Not All Shimano SPD Pedals Are the Same

Background Reading

Easy Racers Ti-Rush (Recumbent)

Easy Racers Ti-Rush (Recumbent)

For Bike The Drive we decided to take out Easy Racers Ti-Rush bikes. This is a very comfortable ride and that makes great deal of difference if you are trying to ride on Lake Shore Drive pavement whose potholes are sometimes large enough to cause serious injury.

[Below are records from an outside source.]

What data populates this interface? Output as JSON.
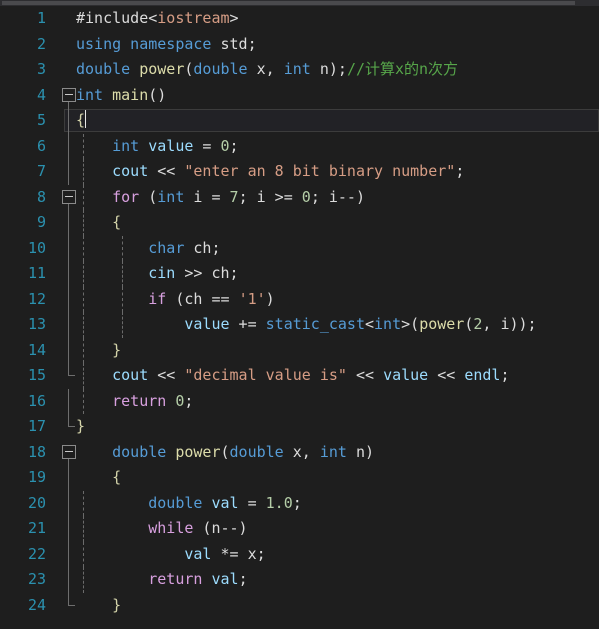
{
  "editor": {
    "app": "code-editor",
    "language": "C++",
    "theme_background": "#1e1e1e",
    "line_number_color": "#2b91af",
    "cursor_line": 5,
    "total_lines": 24,
    "scrollbar": {
      "orientation": "horizontal",
      "position": "top"
    },
    "colors": {
      "keyword": "#569cd6",
      "control": "#d8a0df",
      "string": "#d69d85",
      "comment": "#57a64a",
      "number": "#b5cea8",
      "function": "#dcdcaa",
      "identifier": "#9cdcfe",
      "plain": "#dcdcdc",
      "brace": "#d4d4aa"
    }
  },
  "lines": [
    {
      "n": "1",
      "fold": "none",
      "guides": 0,
      "text": "#include<iostream>"
    },
    {
      "n": "2",
      "fold": "none",
      "guides": 0,
      "text": "using namespace std;"
    },
    {
      "n": "3",
      "fold": "none",
      "guides": 0,
      "text": "double power(double x, int n);//计算x的n次方"
    },
    {
      "n": "4",
      "fold": "open",
      "guides": 0,
      "text": "int main()"
    },
    {
      "n": "5",
      "fold": "line",
      "guides": 0,
      "text": "{"
    },
    {
      "n": "6",
      "fold": "line",
      "guides": 1,
      "text": "    int value = 0;"
    },
    {
      "n": "7",
      "fold": "line",
      "guides": 1,
      "text": "    cout << \"enter an 8 bit binary number\";"
    },
    {
      "n": "8",
      "fold": "open",
      "guides": 1,
      "text": "    for (int i = 7; i >= 0; i--)"
    },
    {
      "n": "9",
      "fold": "line",
      "guides": 1,
      "text": "    {"
    },
    {
      "n": "10",
      "fold": "line",
      "guides": 2,
      "text": "        char ch;"
    },
    {
      "n": "11",
      "fold": "line",
      "guides": 2,
      "text": "        cin >> ch;"
    },
    {
      "n": "12",
      "fold": "line",
      "guides": 2,
      "text": "        if (ch == '1')"
    },
    {
      "n": "13",
      "fold": "line",
      "guides": 2,
      "text": "            value += static_cast<int>(power(2, i));"
    },
    {
      "n": "14",
      "fold": "line",
      "guides": 1,
      "text": "    }"
    },
    {
      "n": "15",
      "fold": "end",
      "guides": 1,
      "text": "    cout << \"decimal value is\" << value << endl;"
    },
    {
      "n": "16",
      "fold": "line",
      "guides": 1,
      "text": "    return 0;"
    },
    {
      "n": "17",
      "fold": "end",
      "guides": 0,
      "text": "}"
    },
    {
      "n": "18",
      "fold": "open",
      "guides": 0,
      "text": "    double power(double x, int n)"
    },
    {
      "n": "19",
      "fold": "line",
      "guides": 0,
      "text": "    {"
    },
    {
      "n": "20",
      "fold": "line",
      "guides": 1,
      "text": "        double val = 1.0;"
    },
    {
      "n": "21",
      "fold": "line",
      "guides": 1,
      "text": "        while (n--)"
    },
    {
      "n": "22",
      "fold": "line",
      "guides": 1,
      "text": "            val *= x;"
    },
    {
      "n": "23",
      "fold": "line",
      "guides": 1,
      "text": "        return val;"
    },
    {
      "n": "24",
      "fold": "end",
      "guides": 0,
      "text": "    }"
    }
  ],
  "tokens": {
    "l1": [
      [
        "pp",
        "#include"
      ],
      [
        "plain",
        "<"
      ],
      [
        "str",
        "iostream"
      ],
      [
        "plain",
        ">"
      ]
    ],
    "l2": [
      [
        "kw",
        "using namespace"
      ],
      [
        "plain",
        " "
      ],
      [
        "plain",
        "std"
      ],
      [
        "plain",
        ";"
      ]
    ],
    "l3": [
      [
        "kw",
        "double"
      ],
      [
        "plain",
        " "
      ],
      [
        "fn",
        "power"
      ],
      [
        "plain",
        "("
      ],
      [
        "kw",
        "double"
      ],
      [
        "plain",
        " x, "
      ],
      [
        "kw",
        "int"
      ],
      [
        "plain",
        " n);"
      ],
      [
        "cmt",
        "//计算x的n次方"
      ]
    ],
    "l4": [
      [
        "kw",
        "int"
      ],
      [
        "plain",
        " "
      ],
      [
        "fn",
        "main"
      ],
      [
        "plain",
        "()"
      ]
    ],
    "l5": [
      [
        "brace",
        "{"
      ]
    ],
    "l6": [
      [
        "plain",
        "    "
      ],
      [
        "kw",
        "int"
      ],
      [
        "plain",
        " "
      ],
      [
        "var",
        "value"
      ],
      [
        "plain",
        " = "
      ],
      [
        "num",
        "0"
      ],
      [
        "plain",
        ";"
      ]
    ],
    "l7": [
      [
        "plain",
        "    "
      ],
      [
        "var",
        "cout"
      ],
      [
        "plain",
        " << "
      ],
      [
        "str",
        "\"enter an 8 bit binary number\""
      ],
      [
        "plain",
        ";"
      ]
    ],
    "l8": [
      [
        "plain",
        "    "
      ],
      [
        "ctl",
        "for"
      ],
      [
        "plain",
        " ("
      ],
      [
        "kw",
        "int"
      ],
      [
        "plain",
        " i = "
      ],
      [
        "num",
        "7"
      ],
      [
        "plain",
        "; i >= "
      ],
      [
        "num",
        "0"
      ],
      [
        "plain",
        "; i--)"
      ]
    ],
    "l9": [
      [
        "plain",
        "    "
      ],
      [
        "brace",
        "{"
      ]
    ],
    "l10": [
      [
        "plain",
        "        "
      ],
      [
        "kw",
        "char"
      ],
      [
        "plain",
        " ch;"
      ]
    ],
    "l11": [
      [
        "plain",
        "        "
      ],
      [
        "var",
        "cin"
      ],
      [
        "plain",
        " >> ch;"
      ]
    ],
    "l12": [
      [
        "plain",
        "        "
      ],
      [
        "ctl",
        "if"
      ],
      [
        "plain",
        " (ch == "
      ],
      [
        "str",
        "'1'"
      ],
      [
        "plain",
        ")"
      ]
    ],
    "l13": [
      [
        "plain",
        "            "
      ],
      [
        "var",
        "value"
      ],
      [
        "plain",
        " += "
      ],
      [
        "kw",
        "static_cast"
      ],
      [
        "plain",
        "<"
      ],
      [
        "kw",
        "int"
      ],
      [
        "plain",
        ">("
      ],
      [
        "fn",
        "power"
      ],
      [
        "plain",
        "("
      ],
      [
        "num",
        "2"
      ],
      [
        "plain",
        ", i));"
      ]
    ],
    "l14": [
      [
        "plain",
        "    "
      ],
      [
        "brace",
        "}"
      ]
    ],
    "l15": [
      [
        "plain",
        "    "
      ],
      [
        "var",
        "cout"
      ],
      [
        "plain",
        " << "
      ],
      [
        "str",
        "\"decimal value is\""
      ],
      [
        "plain",
        " << "
      ],
      [
        "var",
        "value"
      ],
      [
        "plain",
        " << "
      ],
      [
        "var",
        "endl"
      ],
      [
        "plain",
        ";"
      ]
    ],
    "l16": [
      [
        "plain",
        "    "
      ],
      [
        "ctl",
        "return"
      ],
      [
        "plain",
        " "
      ],
      [
        "num",
        "0"
      ],
      [
        "plain",
        ";"
      ]
    ],
    "l17": [
      [
        "brace",
        "}"
      ]
    ],
    "l18": [
      [
        "plain",
        "    "
      ],
      [
        "kw",
        "double"
      ],
      [
        "plain",
        " "
      ],
      [
        "fn",
        "power"
      ],
      [
        "plain",
        "("
      ],
      [
        "kw",
        "double"
      ],
      [
        "plain",
        " x, "
      ],
      [
        "kw",
        "int"
      ],
      [
        "plain",
        " n)"
      ]
    ],
    "l19": [
      [
        "plain",
        "    "
      ],
      [
        "brace",
        "{"
      ]
    ],
    "l20": [
      [
        "plain",
        "        "
      ],
      [
        "kw",
        "double"
      ],
      [
        "plain",
        " "
      ],
      [
        "var",
        "val"
      ],
      [
        "plain",
        " = "
      ],
      [
        "num",
        "1.0"
      ],
      [
        "plain",
        ";"
      ]
    ],
    "l21": [
      [
        "plain",
        "        "
      ],
      [
        "ctl",
        "while"
      ],
      [
        "plain",
        " (n--)"
      ]
    ],
    "l22": [
      [
        "plain",
        "            "
      ],
      [
        "var",
        "val"
      ],
      [
        "plain",
        " *= x;"
      ]
    ],
    "l23": [
      [
        "plain",
        "        "
      ],
      [
        "ctl",
        "return"
      ],
      [
        "plain",
        " "
      ],
      [
        "var",
        "val"
      ],
      [
        "plain",
        ";"
      ]
    ],
    "l24": [
      [
        "plain",
        "    "
      ],
      [
        "brace",
        "}"
      ]
    ]
  }
}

We parked at the UIC Parking Lot at Halsted and Taylor Streets and rode over to the ride start. Things were uneventful. We entered the Museum of Science and Industry turnaround and Connie promptly fell over trying to remove her Sidi shoes from pedals. Later she fell again on Michigan Avenue trying to negotiate the curb. And a final time while riding along Van Buren towards the parking lot that held our vehicle.

But after the ride was over it was clear that something was wrong with Connie’s SPD Pedals. During the ride I thought the remedy was to adjust the tension on the cleats to facilitate easy removal. But both her pedals had come from the factory with ‘zeroadditional tension dialed in. So why was removing the foot from the pedal so difficult?

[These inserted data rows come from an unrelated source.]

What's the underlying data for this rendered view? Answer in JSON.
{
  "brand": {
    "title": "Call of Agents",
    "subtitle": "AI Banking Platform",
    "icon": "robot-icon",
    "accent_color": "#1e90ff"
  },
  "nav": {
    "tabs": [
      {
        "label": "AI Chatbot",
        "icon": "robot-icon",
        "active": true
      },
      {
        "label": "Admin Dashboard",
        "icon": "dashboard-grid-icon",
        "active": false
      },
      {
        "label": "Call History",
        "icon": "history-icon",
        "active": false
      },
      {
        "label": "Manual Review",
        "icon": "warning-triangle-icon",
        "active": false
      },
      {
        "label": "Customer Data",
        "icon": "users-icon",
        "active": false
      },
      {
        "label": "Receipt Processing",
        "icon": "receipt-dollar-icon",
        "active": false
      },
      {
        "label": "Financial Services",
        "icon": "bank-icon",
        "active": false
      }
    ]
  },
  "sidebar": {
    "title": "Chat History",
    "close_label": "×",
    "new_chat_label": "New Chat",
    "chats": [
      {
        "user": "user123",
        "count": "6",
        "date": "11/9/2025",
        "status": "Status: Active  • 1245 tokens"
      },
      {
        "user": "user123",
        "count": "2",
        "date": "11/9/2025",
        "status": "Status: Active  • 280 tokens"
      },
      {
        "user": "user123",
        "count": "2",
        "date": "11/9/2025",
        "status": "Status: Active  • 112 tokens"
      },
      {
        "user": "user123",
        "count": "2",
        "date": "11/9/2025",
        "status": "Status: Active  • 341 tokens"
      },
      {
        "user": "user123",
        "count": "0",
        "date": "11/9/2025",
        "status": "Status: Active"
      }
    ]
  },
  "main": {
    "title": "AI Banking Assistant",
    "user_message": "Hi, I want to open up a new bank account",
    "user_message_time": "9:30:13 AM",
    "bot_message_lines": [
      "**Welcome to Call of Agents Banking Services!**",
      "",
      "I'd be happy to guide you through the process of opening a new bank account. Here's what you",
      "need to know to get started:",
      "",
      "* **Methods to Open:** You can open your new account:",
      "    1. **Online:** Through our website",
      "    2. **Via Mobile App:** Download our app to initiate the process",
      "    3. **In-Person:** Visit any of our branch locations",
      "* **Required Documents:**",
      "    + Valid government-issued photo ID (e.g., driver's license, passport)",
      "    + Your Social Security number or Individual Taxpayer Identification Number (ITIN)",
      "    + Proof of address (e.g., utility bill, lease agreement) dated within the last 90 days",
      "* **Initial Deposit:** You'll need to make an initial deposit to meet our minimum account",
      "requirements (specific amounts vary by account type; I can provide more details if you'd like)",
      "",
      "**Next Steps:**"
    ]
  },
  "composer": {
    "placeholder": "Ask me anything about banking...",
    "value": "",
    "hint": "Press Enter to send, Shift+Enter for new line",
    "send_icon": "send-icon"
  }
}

Shimano Has At Least Two Distinct SPD Designs

Connie's Original SPD Pedal Design

Connie’s Original SPD Pedal Design

The pedals she has always used were a variant of this design (see illustration at right). Shimano sells their pedals with and without large platforms like the one picture. On her Easy Racers Gold Rush Replica her pedals are sans the platform and look elegant and tiny. Pedals like these would be more appropriate for my size 11EE feet.

Connie's Ti-Rush SPD Pedal Design

Connie’s Ti-Rush SPD Pedal Design

But on her Easy Racers Ti-Rush she had installed a slightly different pedal. It was used because it had the finish that most resembled burnish titanium metal.

The pedals picture at the right again have an extraneous platform. Her pair are simple and fit under her shoes without much additional support.


What we learned was that the positioning of the cleats made a difference with her newest pair of Sidi shoes. Many recumbent riders use a ‘trick‘ that requires mounting the cleats for their pedals in the second of the two sets of holes and moving the cleats as far towards the heel of the shoe as possible. In essence they are trying the center pedal just behind the ‘ball of the foot’.

This ‘trick‘ helps reduce the pressure on the Achilles tendon when climbing on a recumbent. But what we learned today was that the cleat on the newer designed pedals has to be further forward to allow the cleat trap mechanism to work freely. It is a subtle thing but makes all the difference when trying to extricate your foot in low speed situations.

So aside from a few bruises we are confident that moving the cleat ‘fixes the problem‘. If you are riding SPDs and having trouble with unclipping you might want to check whether ‘moving the cleat forward‘ towards the toe of the shoe resolves your problems.